Exercise:
Would you retype every line below without changing anything?

Provided data:
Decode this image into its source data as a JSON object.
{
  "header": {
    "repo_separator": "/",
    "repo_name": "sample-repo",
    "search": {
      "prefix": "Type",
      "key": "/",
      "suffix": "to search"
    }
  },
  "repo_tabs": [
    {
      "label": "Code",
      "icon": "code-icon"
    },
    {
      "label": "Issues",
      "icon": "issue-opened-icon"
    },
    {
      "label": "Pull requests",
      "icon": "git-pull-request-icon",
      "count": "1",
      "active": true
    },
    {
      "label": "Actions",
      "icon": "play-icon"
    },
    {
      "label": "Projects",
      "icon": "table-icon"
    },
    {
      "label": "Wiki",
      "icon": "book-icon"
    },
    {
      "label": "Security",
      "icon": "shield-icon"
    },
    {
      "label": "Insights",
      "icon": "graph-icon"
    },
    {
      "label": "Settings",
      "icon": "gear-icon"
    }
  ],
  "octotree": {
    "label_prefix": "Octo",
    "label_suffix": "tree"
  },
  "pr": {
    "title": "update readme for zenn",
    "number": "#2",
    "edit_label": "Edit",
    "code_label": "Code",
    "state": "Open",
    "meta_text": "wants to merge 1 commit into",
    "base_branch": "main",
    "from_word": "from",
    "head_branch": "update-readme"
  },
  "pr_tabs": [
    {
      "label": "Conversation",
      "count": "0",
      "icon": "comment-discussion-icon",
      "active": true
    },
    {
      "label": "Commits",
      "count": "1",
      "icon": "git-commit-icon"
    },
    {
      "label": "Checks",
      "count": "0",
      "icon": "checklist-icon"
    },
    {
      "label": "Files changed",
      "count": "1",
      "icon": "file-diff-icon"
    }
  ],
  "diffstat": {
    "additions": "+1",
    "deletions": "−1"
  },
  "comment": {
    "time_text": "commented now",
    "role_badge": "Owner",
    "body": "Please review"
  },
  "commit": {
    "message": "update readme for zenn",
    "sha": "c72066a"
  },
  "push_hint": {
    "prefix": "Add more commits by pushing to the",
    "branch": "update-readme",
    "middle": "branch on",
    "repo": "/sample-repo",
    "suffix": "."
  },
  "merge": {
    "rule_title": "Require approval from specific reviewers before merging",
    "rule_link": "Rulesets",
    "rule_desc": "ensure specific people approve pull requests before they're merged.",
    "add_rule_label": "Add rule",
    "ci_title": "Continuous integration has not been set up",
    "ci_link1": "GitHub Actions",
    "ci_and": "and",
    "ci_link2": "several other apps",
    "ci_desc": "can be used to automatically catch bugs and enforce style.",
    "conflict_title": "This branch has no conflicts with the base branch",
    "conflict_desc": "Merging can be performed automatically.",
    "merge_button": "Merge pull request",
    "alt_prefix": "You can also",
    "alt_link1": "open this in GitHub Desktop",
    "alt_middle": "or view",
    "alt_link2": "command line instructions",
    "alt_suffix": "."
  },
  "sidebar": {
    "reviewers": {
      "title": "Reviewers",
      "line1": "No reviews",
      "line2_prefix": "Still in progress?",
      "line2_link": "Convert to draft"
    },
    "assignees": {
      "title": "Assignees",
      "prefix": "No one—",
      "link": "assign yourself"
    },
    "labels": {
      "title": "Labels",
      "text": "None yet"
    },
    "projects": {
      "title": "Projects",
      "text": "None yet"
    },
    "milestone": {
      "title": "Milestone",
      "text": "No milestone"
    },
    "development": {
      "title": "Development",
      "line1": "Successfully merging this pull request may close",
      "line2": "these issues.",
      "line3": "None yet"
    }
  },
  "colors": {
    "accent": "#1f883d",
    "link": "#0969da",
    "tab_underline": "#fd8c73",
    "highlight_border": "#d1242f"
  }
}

Written solution:
Decode this image into its source data as a JSON object.
{
  "header": {
    "repo_separator": "/",
    "repo_name": "sample-repo",
    "search": {
      "prefix": "Type",
      "key": "/",
      "suffix": "to search"
    }
  },
  "repo_tabs": [
    {
      "label": "Code",
      "icon": "code-icon"
    },
    {
      "label": "Issues",
      "icon": "issue-opened-icon"
    },
    {
      "label": "Pull requests",
      "icon": "git-pull-request-icon",
      "count": "1",
      "active": true
    },
    {
      "label": "Actions",
      "icon": "play-icon"
    },
    {
      "label": "Projects",
      "icon": "table-icon"
    },
    {
      "label": "Wiki",
      "icon": "book-icon"
    },
    {
      "label": "Security",
      "icon": "shield-icon"
    },
    {
      "label": "Insights",
      "icon": "graph-icon"
    },
    {
      "label": "Settings",
      "icon": "gear-icon"
    }
  ],
  "octotree": {
    "label_prefix": "Octo",
    "label_suffix": "tree"
  },
  "pr": {
    "title": "update readme for zenn",
    "number": "#2",
    "edit_label": "Edit",
    "code_label": "Code",
    "state": "Open",
    "meta_text": "wants to merge 1 commit into",
    "base_branch": "main",
    "from_word": "from",
    "head_branch": "update-readme"
  },
  "pr_tabs": [
    {
      "label": "Conversation",
      "count": "0",
      "icon": "comment-discussion-icon",
      "active": true
    },
    {
      "label": "Commits",
      "count": "1",
      "icon": "git-commit-icon"
    },
    {
      "label": "Checks",
      "count": "0",
      "icon": "checklist-icon"
    },
    {
      "label": "Files changed",
      "count": "1",
      "icon": "file-diff-icon"
    }
  ],
  "diffstat": {
    "additions": "+1",
    "deletions": "−1"
  },
  "comment": {
    "time_text": "commented now",
    "role_badge": "Owner",
    "body": "Please review"
  },
  "commit": {
    "message": "update readme for zenn",
    "sha": "c72066a"
  },
  "push_hint": {
    "prefix": "Add more commits by pushing to the",
    "branch": "update-readme",
    "middle": "branch on",
    "repo": "/sample-repo",
    "suffix": "."
  },
  "merge": {
    "rule_title": "Require approval from specific reviewers before merging",
    "rule_link": "Rulesets",
    "rule_desc": "ensure specific people approve pull requests before they're merged.",
    "add_rule_label": "Add rule",
    "ci_title": "Continuous integration has not been set up",
    "ci_link1": "GitHub Actions",
    "ci_and": "and",
    "ci_link2": "several other apps",
    "ci_desc": "can be used to automatically catch bugs and enforce style.",
    "conflict_title": "This branch has no conflicts with the base branch",
    "conflict_desc": "Merging can be performed automatically.",
    "merge_button": "Merge pull request",
    "alt_prefix": "You can also",
    "alt_link1": "open this in GitHub Desktop",
    "alt_middle": "or view",
    "alt_link2": "command line instructions",
    "alt_suffix": "."
  },
  "sidebar": {
    "reviewers": {
      "title": "Reviewers",
      "line1": "No reviews",
      "line2_prefix": "Still in progress?",
      "line2_link": "Convert to draft"
    },
    "assignees": {
      "title": "Assignees",
      "prefix": "No one—",
      "link": "assign yourself"
    },
    "labels": {
      "title": "Labels",
      "text": "None yet"
    },
    "projects": {
      "title": "Projects",
      "text": "None yet"
    },
    "milestone": {
      "title": "Milestone",
      "text": "No milestone"
    },
    "development": {
      "title": "Development",
      "line1": "Successfully merging this pull request may close",
      "line2": "these issues.",
      "line3": "None yet"
    }
  },
  "colors": {
    "accent": "#1f883d",
    "link": "#0969da",
    "tab_underline": "#fd8c73",
    "highlight_border": "#d1242f"
  }
}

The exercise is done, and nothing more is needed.